‘In limiting governmental liability for the operation of mental institutions, the Legislature could appropriately consider the special problems of diagnosis and treatment in the field of mental illness, the problems of excessive patient load in public mental institutions that must take all patients committed to them, and the problems that may arise with respect to the competency of the mentally ill as witnesses. (Citations.) We cannot say that such factors are insufficient to justify the Legislature in treating mental patients as a class by themselves and in providing that only when they can establish the liability of specific public employees should the public agency be liable to them.’ (County of Los Angeles v. Superior Court, 62 Cal.2d 839, 846, 44 Cal.Rptr. 796, 800, 402 P.2d 868, 872.)
All the arguments supporting section 854.8 do not apply to section 844.6, but the two sections are similar in purpose and operation. Although the immunity provided by section 844.6 may not be the wisest or best method of achieving orderly administration of the prisons, the court's function is not to determine the desirability of legislative enactments (Griswold v. Connecticut, 381 U.S. 479, 482, 85 S.Ct. 1678, 14 L.Ed.2d 510). Having found a rational relationship between the statute and the governmental interest, the statute is constitutional. The judicial inquiry need go no further.
1. As a practical matter, it is doubtful this provision saves the public any substantial sum. Hughes points to the experience of Illinois which does not grant public entities immunity from suit by prisoners. Citing Governmental Tort Liability, 1963, Supplement to the Appendix of the Journal of the Senate, he notes Illinois during the period 1950—1960 paid total awards of $13,000, for claims against their penal system. Moreover, classifying between prisoners and non-prisoners does not seem a logical method of limiting expenses. Ordinary citizens, allowed to sue the state for their injuries, will usually have much greater damages than will prisoners, whose medical care is necessarily provided by the public, and whose earning capacity, at least during the term of their incarceration, is slight.

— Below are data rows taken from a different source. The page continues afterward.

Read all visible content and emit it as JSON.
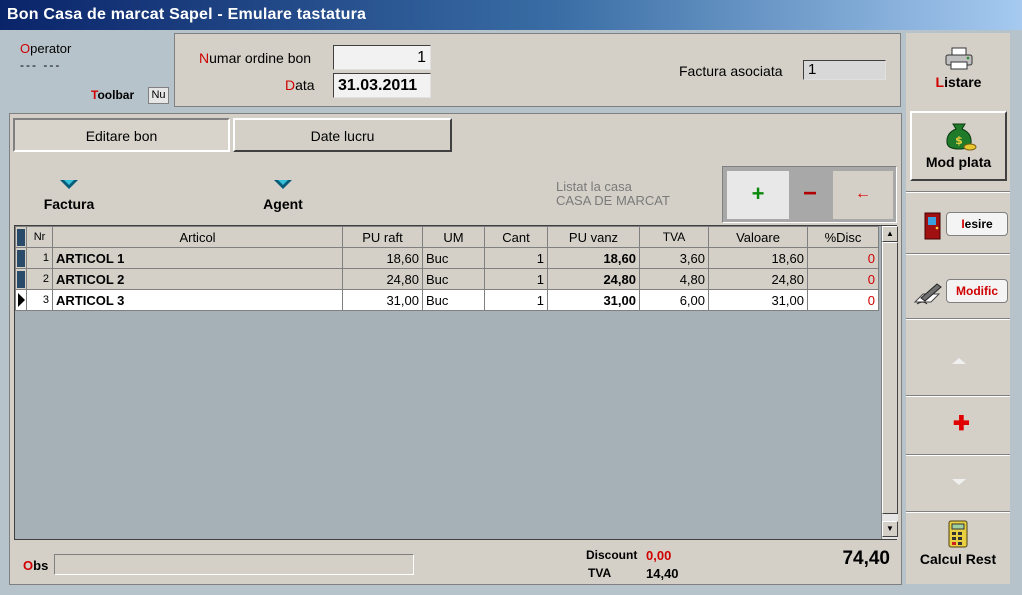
{
  "window": {
    "title": "Bon Casa de marcat Sapel - Emulare tastatura"
  },
  "operator": {
    "label_hk": "O",
    "label_rest": "perator",
    "value": "--- ---"
  },
  "toolbar": {
    "label_hk": "T",
    "label_rest": "oolbar",
    "value": "Nu"
  },
  "header": {
    "numar_hk": "N",
    "numar_rest": "umar ordine bon",
    "numar_value": "1",
    "data_hk": "D",
    "data_rest": "ata",
    "data_value": "31.03.2011",
    "factura_label": "Factura asociata",
    "factura_value": "1"
  },
  "tabs": [
    {
      "label": "Editare bon",
      "active": true
    },
    {
      "label": "Date lucru",
      "active": false
    }
  ],
  "buttons": {
    "factura": "Factura",
    "agent": "Agent"
  },
  "listat": {
    "line1": "Listat la casa",
    "line2": "CASA DE MARCAT"
  },
  "toolbox": {
    "add": "+",
    "remove": "−",
    "back": "←"
  },
  "grid": {
    "columns": [
      "Nr",
      "Articol",
      "PU raft",
      "UM",
      "Cant",
      "PU vanz",
      "TVA",
      "Valoare",
      "%Disc"
    ],
    "rows": [
      {
        "nr": "1",
        "articol": "ARTICOL 1",
        "pu_raft": "18,60",
        "um": "Buc",
        "cant": "1",
        "pu_vanz": "18,60",
        "tva": "3,60",
        "valoare": "18,60",
        "disc": "0"
      },
      {
        "nr": "2",
        "articol": "ARTICOL 2",
        "pu_raft": "24,80",
        "um": "Buc",
        "cant": "1",
        "pu_vanz": "24,80",
        "tva": "4,80",
        "valoare": "24,80",
        "disc": "0"
      },
      {
        "nr": "3",
        "articol": "ARTICOL 3",
        "pu_raft": "31,00",
        "um": "Buc",
        "cant": "1",
        "pu_vanz": "31,00",
        "tva": "6,00",
        "valoare": "31,00",
        "disc": "0"
      }
    ]
  },
  "footer": {
    "obs_hk": "O",
    "obs_rest": "bs",
    "discount_label": "Discount",
    "discount_value": "0,00",
    "tva_label": "TVA",
    "tva_value": "14,40",
    "total": "74,40"
  },
  "sidebar": {
    "listare_hk": "L",
    "listare_rest": "istare",
    "mod_plata": "Mod plata",
    "iesire_hk": "I",
    "iesire_rest": "esire",
    "modific_hk": "M",
    "modific_rest": "odific",
    "calcul_rest": "Calcul Rest"
  },
  "colors": {
    "title_start": "#0a246a",
    "title_end": "#a6caf0",
    "hotkey": "#d00000",
    "window_bg": "#b7c3cb",
    "panel_bg": "#d4d0c8"
  },
  "icons": [
    "printer-icon",
    "money-bag-icon",
    "door-exit-icon",
    "pen-edit-icon",
    "arrow-up-icon",
    "plus-icon",
    "arrow-down-icon",
    "calculator-icon",
    "triangle-down-icon",
    "row-pointer-icon"
  ]
}
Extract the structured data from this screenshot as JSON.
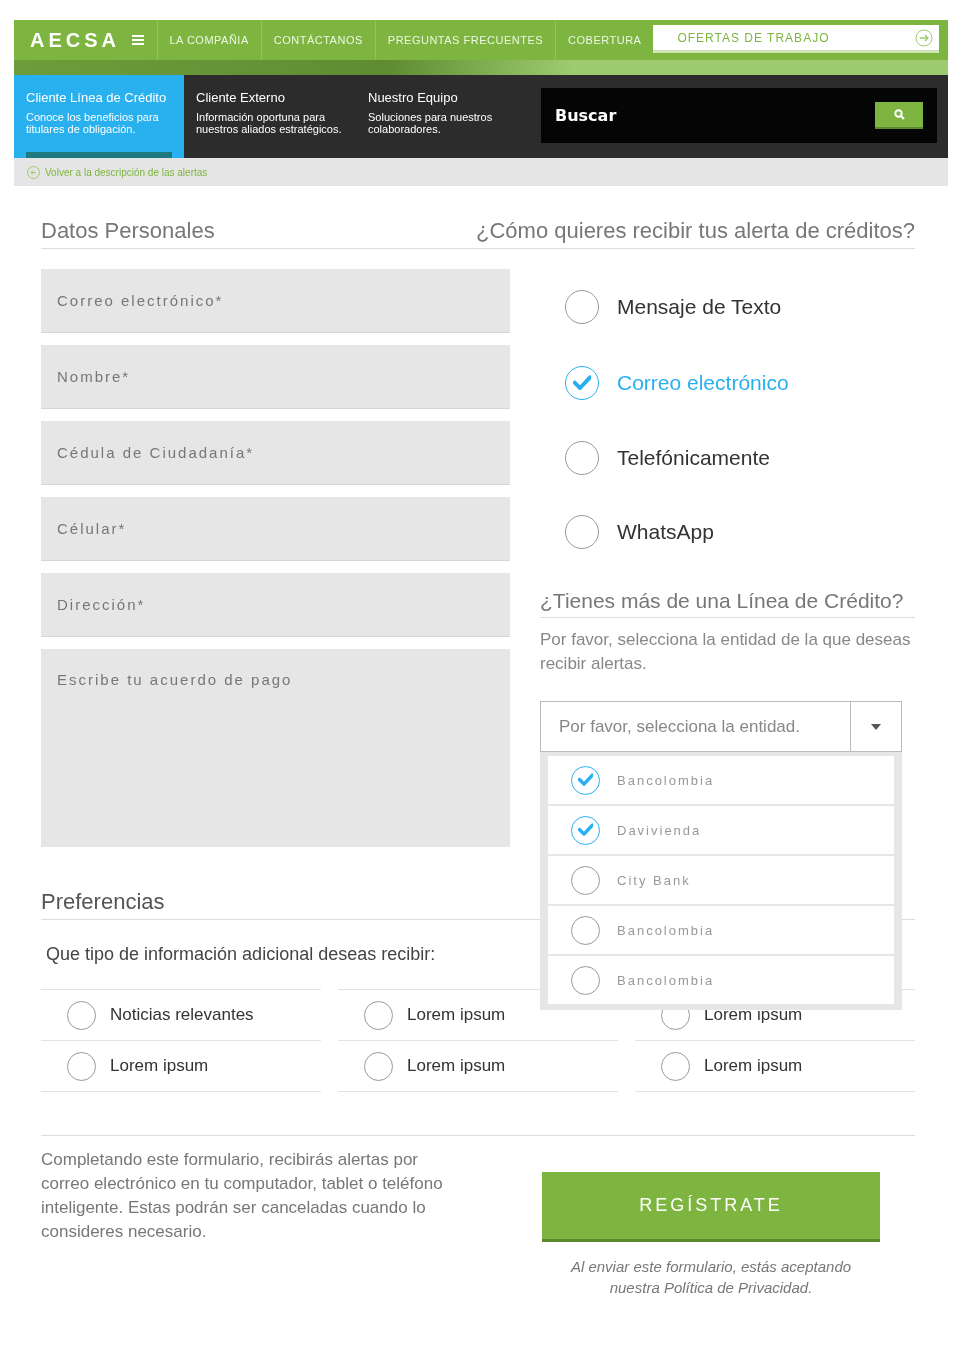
{
  "nav": {
    "logo": "AECSA",
    "items": [
      "LA COMPAÑIA",
      "CONTÁCTANOS",
      "PREGUNTAS FRECUENTES",
      "COBERTURA"
    ],
    "jobs_button": "OFERTAS DE TRABAJO"
  },
  "segments": [
    {
      "title": "Cliente Línea de Crédito",
      "subtitle": "Conoce los beneficios para titulares de obligación.",
      "selected": true
    },
    {
      "title": "Cliente Externo",
      "subtitle": "Información oportuna para nuestros aliados estratégicos.",
      "selected": false
    },
    {
      "title": "Nuestro Equipo",
      "subtitle": "Soluciones para nuestros colaboradores.",
      "selected": false
    }
  ],
  "search": {
    "placeholder": "Buscar"
  },
  "back_link": "Volver a la descripción de las alertas",
  "personal": {
    "title": "Datos Personales",
    "fields": [
      {
        "kind": "input",
        "placeholder": "Correo electrónico*"
      },
      {
        "kind": "input",
        "placeholder": "Nombre*"
      },
      {
        "kind": "input",
        "placeholder": "Cédula de Ciudadanía*"
      },
      {
        "kind": "input",
        "placeholder": "Célular*"
      },
      {
        "kind": "input",
        "placeholder": "Dirección*"
      },
      {
        "kind": "textarea",
        "placeholder": "Escribe tu acuerdo de pago"
      }
    ]
  },
  "delivery": {
    "title": "¿Cómo quieres recibir tus alerta de créditos?",
    "options": [
      {
        "label": "Mensaje de Texto",
        "selected": false
      },
      {
        "label": "Correo electrónico",
        "selected": true
      },
      {
        "label": "Telefónicamente",
        "selected": false
      },
      {
        "label": "WhatsApp",
        "selected": false
      }
    ]
  },
  "entities": {
    "title": "¿Tienes más de una Línea de Crédito?",
    "description": "Por favor, selecciona la entidad de la que deseas recibir alertas.",
    "select": {
      "placeholder": "Por favor, selecciona la entidad.",
      "expanded": true
    },
    "options": [
      {
        "label": "Bancolombia",
        "checked": true
      },
      {
        "label": "Davivienda",
        "checked": true
      },
      {
        "label": "City Bank",
        "checked": false
      },
      {
        "label": "Bancolombia",
        "checked": false
      },
      {
        "label": "Bancolombia",
        "checked": false
      }
    ]
  },
  "preferences": {
    "title": "Preferencias",
    "question": "Que tipo de información adicional deseas recibir:",
    "options": [
      {
        "label": "Noticias relevantes",
        "selected": false
      },
      {
        "label": "Lorem ipsum",
        "selected": false
      },
      {
        "label": "Lorem ipsum",
        "selected": false
      },
      {
        "label": "Lorem ipsum",
        "selected": false
      },
      {
        "label": "Lorem ipsum",
        "selected": false
      },
      {
        "label": "Lorem ipsum",
        "selected": false
      }
    ]
  },
  "footer": {
    "text": "Completando este formulario, recibirás alertas por correo electrónico en tu computador, tablet o teléfono inteligente. Estas podrán ser canceladas cuando lo consideres necesario.",
    "button": "REGÍSTRATE",
    "note": "Al enviar este formulario, estás aceptando nuestra Política de Privacidad."
  }
}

2. At issue was the portion of section 854.8 which allowed a mental patient to recover from public entities for injuries only by establishing his claim against the individual doctor involved. Section 844.6 similarly requires the public entity to pay any judgment based on a claim against a public employee licensed in one of the healing arts. The two sections put the mental patient and prisoner on equal footing in their ability to recover directly from public entities.
GERALD BROWN, Presiding Justice.
WHELAN and COLOGNE, JJ., concur.